Local facilities 4
(i.e. Restaurants, hire shops)
Slope conditions 5
Lift system 5
Skiing / boarding experience
Apres ski 3
I did a week in Wengen fairly late on in the season, but the snowfall had been good so there was some great early spring skiing to be had. In fact the pistes seemed groomed to perfection, including the legendary Lauberhorn downhill which I skied several times throughout the week. If you take a trip to Wengen then that piste is a must!
The Wengen ski area is in theory connected with Murren and Grindelwald, although the three resorts are fairly far apart. Murren is not connected by a lift, you either have to take the bus from Lauterbrunnen (bottom of the funicular) to Stechelberg, or a cable car and then train. Therefore it is the best bet to take a day to specifically head over to Murren.
Grindelwald Grund can be skied to from the Wengen side via the long 22 blue (which anyone can ski), but when you reach the bottom there is a short bus ride to the main centre of Grindelwald where you take the Gondola up.
As for the skiing most runs are suited for the intermediate, the majority of which are red, and the slopes are very well maintained.
Wengen town (which is pedestrianised) offers the traditional and charming feel of a well known Swiss resort. There are plenty of restaurants to choose from, although nightlife is limited. Most people seemed to stay within their hotel complexes in the evening, as the streets seemed very quiet after 8pm (so well suited for families).

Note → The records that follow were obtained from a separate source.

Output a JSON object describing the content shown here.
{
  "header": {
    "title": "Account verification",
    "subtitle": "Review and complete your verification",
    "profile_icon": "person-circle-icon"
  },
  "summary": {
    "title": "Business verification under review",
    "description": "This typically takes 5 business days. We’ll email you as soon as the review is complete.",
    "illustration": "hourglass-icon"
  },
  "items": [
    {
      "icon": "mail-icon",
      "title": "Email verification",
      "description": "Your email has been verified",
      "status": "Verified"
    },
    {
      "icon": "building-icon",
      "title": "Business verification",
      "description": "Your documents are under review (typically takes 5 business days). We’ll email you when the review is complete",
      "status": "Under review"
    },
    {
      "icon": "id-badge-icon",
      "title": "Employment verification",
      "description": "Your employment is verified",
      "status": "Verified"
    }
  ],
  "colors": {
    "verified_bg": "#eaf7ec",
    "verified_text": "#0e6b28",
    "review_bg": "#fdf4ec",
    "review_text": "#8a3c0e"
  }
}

If I had to name a negative it would be the amount of travelling around you seem to do - mountain trains, bus rides and long cable car rides means that you have to plan where you are going for the day in advance.